The 'L' shaped stable/dwelling building is sited some three metres from the kiln, and consists of five rooms, the largest being the stable, and the smaller rooms living quarters for the workmen. The building's walls were constructed of stone rubble with dressed limestone blocks used for the doors and windows. The walls now remain approximately 1.9 metres high. There is no knowledge of the roof's material as no elements have been discovered on site. It was probably corrugated iron on a timber frame, removed in the past for re-use elsewhere.
CURRENT PHYSICAL CONDITION:
The kiln is largely intact though some deterioration has been noted over the past 30 years. The adjacent building is a roofless ruin.
In 1992 a Task Force Green project removed weeds and gorse from the buildings and site, reducing the progress of decay.
1879 - 1880
Lime kiln and buildings
January reported complete and functioning
1880 - 1900
Only minor modifications are known to have been made to the dwelling, door partially filled to create window and a door created to provide alternative access.
The structure has been adapted to the particular site, but was probably based on an available plan for a conventional lime kiln.
The kiln, dwelling and stables are built of random rubble, with quoins and surrounds of dressed limestone. Bricks line the interior.
1st April 2005
Report Written By

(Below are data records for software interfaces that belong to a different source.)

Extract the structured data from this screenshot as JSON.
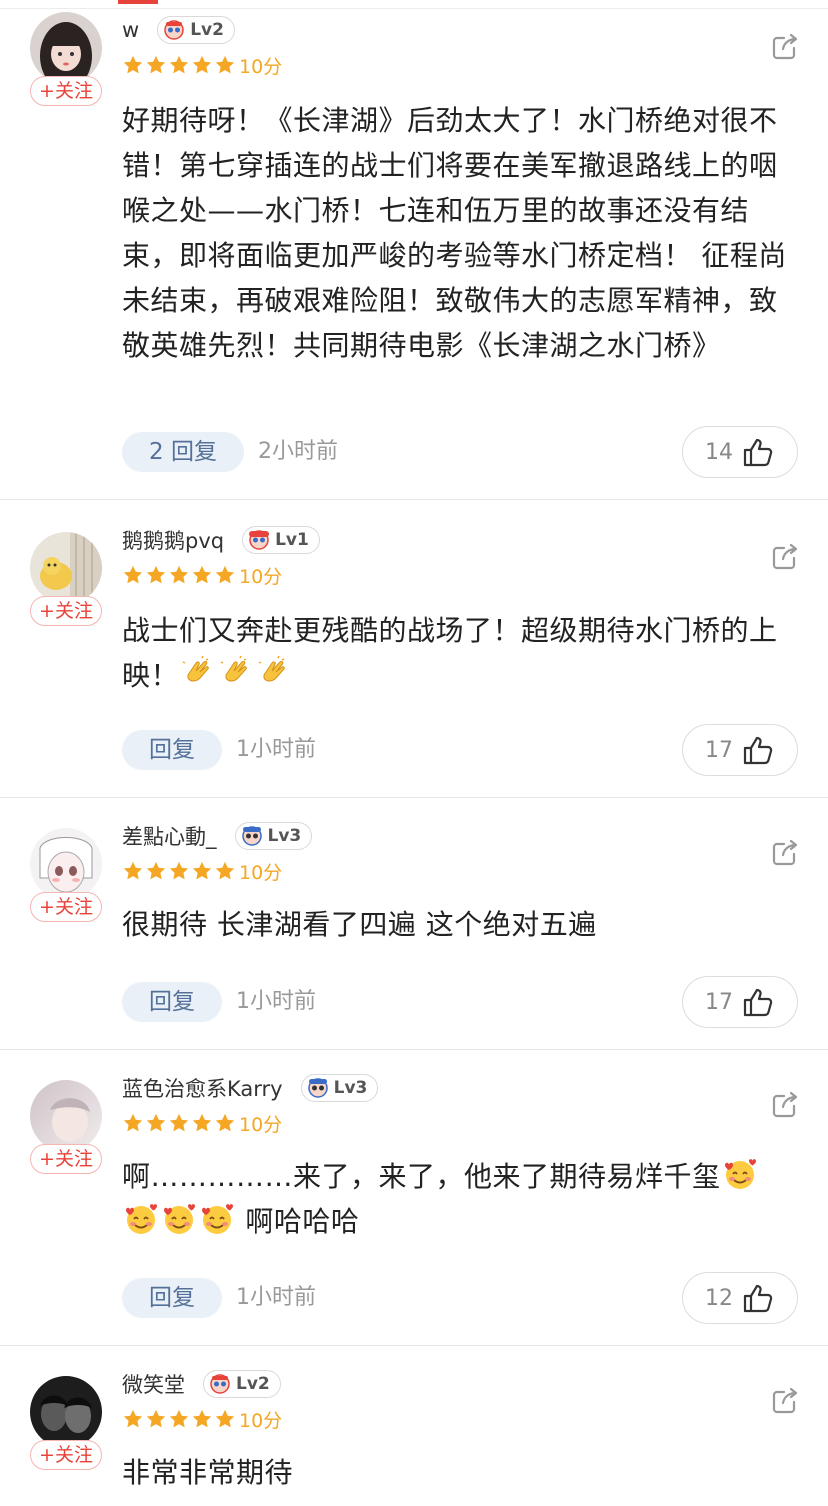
{
  "colors": {
    "accent_red": "#e8433a",
    "star_gold": "#f5a623",
    "reply_bg": "#eaf0f7",
    "reply_text": "#557199"
  },
  "follow_label": "+关注",
  "comments": [
    {
      "username": "w",
      "level": "Lv2",
      "score": "10分",
      "stars": 5,
      "text": "好期待呀！《长津湖》后劲太大了！水门桥绝对很不错！第七穿插连的战士们将要在美军撤退路线上的咽喉之处——水门桥！七连和伍万里的故事还没有结束，即将面临更加严峻的考验等水门桥定档！ 征程尚未结束，再破艰难险阻！致敬伟大的志愿军精神，致敬英雄先烈！共同期待电影《长津湖之水门桥》",
      "reply_label": "2 回复",
      "time": "2小时前",
      "likes": "14"
    },
    {
      "username": "鹅鹅鹅pvq",
      "level": "Lv1",
      "score": "10分",
      "stars": 5,
      "text": "战士们又奔赴更残酷的战场了！超级期待水门桥的上映！",
      "emoji_suffix": [
        "clap-emoji",
        "clap-emoji",
        "clap-emoji"
      ],
      "reply_label": "回复",
      "time": "1小时前",
      "likes": "17"
    },
    {
      "username": "差點心動_",
      "level": "Lv3",
      "score": "10分",
      "stars": 5,
      "text": "很期待 长津湖看了四遍 这个绝对五遍",
      "reply_label": "回复",
      "time": "1小时前",
      "likes": "17"
    },
    {
      "username": "蓝色治愈系Karry",
      "level": "Lv3",
      "score": "10分",
      "stars": 5,
      "text_line1": "啊……………来了，来了，他来了期待易烊千玺",
      "text_line2": "啊哈哈哈",
      "reply_label": "回复",
      "time": "1小时前",
      "likes": "12"
    },
    {
      "username": "微笑堂",
      "level": "Lv2",
      "score": "10分",
      "stars": 5,
      "text": "非常非常期待"
    }
  ]
}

Johannes Andersen, 'Jubilee History of South Canterbury', Whitcombe & Tombs, Auckland, 1916
2 July 1972, article by Phyllis Kerr; 24 June 1979, article by Dr John Wilson.
Department of Scientific and Industrial Research
Geological Maps of New Zealand. N.Z Geological Survey, Sheet 20, 1:250,000. DSIR, March, 1963
Jane Harrington, An archaeological and historical overview of limeburning in Victoria. Heritage Victoria.
Phyllis Kerr, 'From the Beginning, Chronicles of a County', Geraldine, 1971
Ian Morrison, Unpublished research notes on the Kakahu Lime Kilns, updated 31 March 2005 (held in the NZHPT Southern Regional Office)
New Zealand Historic Places Trust (NZHPT)
New Zealand Historic Places Trust
NZHPT File 12002-002
Geoffrey G. Thornton, New Zealand's Industrial Heritage, A.H. & A.W. Reed, Wellington, 1982
30 Jan 1880, news item re: Kakahu kiln; 2 Apr, 5 Oct & 14 Dec1887, tender and business notices; 25 Mar 1989, p.6, article by Steve Attwood; 17 Jan 1995, article by John Gunn.
A fully referenced registration report is available from the NZHPT Southern region office
Please note that entry on the New Zealand Heritage List/Rarangi Korero identifies only the heritage values of the property concerned, and should not be construed as advice on the state of the property, or as a comment of its soundness or safety, including in regard to earthquake risk, safety in the event of fire, or insanitary conditions.